Voyages from Montreal, on the River St. Laurence, Through the Continent of North America, to the Frozen and Pacific Oceans; In the Years 1789 and 1793. With a Preliminary Account of the Rise, Progress, and Present State of the Fur Trade of that Country.

Mackenzie was the first white man to cross the Rockies, discover the river named for him, following it to the Arctic Ocean, and to write the early history of the fur trade.

p. iii: In this voyage, I was not only without the necessary books and instruments, but also felt myself deficient in the sciences of astronomy and navigation: I did not hesitate, therefore, to undertake a winter’s voyage to this country [i.e. Britain] in order to procure the one and acquire the other.

p. xxviii, on missionary influence on the Algonquins and the Iroquois: Near the extremity of the point their church is built, which divides the village in two parts, forming a regular angle along the water side. On the East is the station of the Algonquins, and on the West, one of the Iroquois, consisting in all of about five hund- red warriors.Each party has its missionary, and divine worship is performed according to the rites of the Roman Catholic religion, in their respective languages in the same church: and so assiduous have their pastors been, that these people have been instructed in reading and writing in their own language, and are better instructed than the Canadian inhabitants of the country of the lower ranks: but notwithstanding these advantages, and though the establishment is nearly coeval with the colonization of the country, they do not advance towards a state of civilization but retain their ancient habits, language, and customs, and are becoming every day more depraved, indigent, and insignificant.

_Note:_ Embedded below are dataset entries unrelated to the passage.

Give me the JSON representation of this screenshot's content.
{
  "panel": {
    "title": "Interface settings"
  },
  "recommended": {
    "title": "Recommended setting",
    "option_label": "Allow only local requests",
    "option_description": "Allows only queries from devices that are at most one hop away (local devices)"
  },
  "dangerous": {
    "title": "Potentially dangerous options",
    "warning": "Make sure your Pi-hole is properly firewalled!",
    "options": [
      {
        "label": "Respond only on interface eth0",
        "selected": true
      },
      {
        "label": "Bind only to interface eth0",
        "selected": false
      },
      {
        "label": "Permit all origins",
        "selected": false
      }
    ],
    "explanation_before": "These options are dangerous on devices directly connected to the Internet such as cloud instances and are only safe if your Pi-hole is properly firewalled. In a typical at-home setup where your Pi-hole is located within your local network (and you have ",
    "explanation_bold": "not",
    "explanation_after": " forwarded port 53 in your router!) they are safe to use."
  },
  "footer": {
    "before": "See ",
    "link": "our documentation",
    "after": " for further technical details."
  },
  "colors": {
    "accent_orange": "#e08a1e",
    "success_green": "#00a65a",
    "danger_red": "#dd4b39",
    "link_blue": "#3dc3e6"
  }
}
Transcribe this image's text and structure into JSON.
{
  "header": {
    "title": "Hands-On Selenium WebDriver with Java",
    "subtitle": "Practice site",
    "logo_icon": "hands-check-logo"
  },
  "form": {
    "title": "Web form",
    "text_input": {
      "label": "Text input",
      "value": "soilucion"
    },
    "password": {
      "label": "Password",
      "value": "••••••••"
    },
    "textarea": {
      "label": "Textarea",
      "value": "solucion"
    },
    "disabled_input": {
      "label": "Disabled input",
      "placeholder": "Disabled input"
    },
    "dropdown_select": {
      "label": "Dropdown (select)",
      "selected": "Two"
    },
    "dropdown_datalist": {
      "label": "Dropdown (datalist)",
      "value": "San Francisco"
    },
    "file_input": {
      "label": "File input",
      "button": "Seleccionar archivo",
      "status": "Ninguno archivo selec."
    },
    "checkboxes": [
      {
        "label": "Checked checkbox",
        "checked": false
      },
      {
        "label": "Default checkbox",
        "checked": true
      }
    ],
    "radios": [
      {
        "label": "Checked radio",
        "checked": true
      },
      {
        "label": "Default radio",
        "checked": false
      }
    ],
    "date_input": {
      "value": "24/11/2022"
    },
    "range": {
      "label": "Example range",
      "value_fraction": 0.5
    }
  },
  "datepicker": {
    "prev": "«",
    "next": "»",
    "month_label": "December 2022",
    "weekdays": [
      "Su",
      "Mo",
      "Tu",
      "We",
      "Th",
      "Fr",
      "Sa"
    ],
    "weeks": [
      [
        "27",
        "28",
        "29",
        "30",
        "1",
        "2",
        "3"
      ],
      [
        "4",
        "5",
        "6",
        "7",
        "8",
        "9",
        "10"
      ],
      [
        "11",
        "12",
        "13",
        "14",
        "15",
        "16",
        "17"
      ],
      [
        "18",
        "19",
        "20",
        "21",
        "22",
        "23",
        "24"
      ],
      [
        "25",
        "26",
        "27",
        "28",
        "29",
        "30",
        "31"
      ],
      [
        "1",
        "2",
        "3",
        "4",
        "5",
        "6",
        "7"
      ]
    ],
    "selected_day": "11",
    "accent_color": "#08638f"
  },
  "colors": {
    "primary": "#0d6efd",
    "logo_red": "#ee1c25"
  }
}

p. 166: Lost a book of my observations for several days.

p. 174, a footnote: *From this day [Monday, 27.] to the 4th of June the courses of my voyage are omitted, as I lost the book that contained them. I was in the habit of sometimes indulging myself with a short doze in the canoe, and I imagine that the branches of the trees brushed my book from me, when I was in such a situation, which renders the account of these few days less distinct than usual.

p. 180, another footnote: *I shall now proceed with my usual regularity, which, as I have already mentioned, has been, for some days, suspended, from the loss of my book of observation.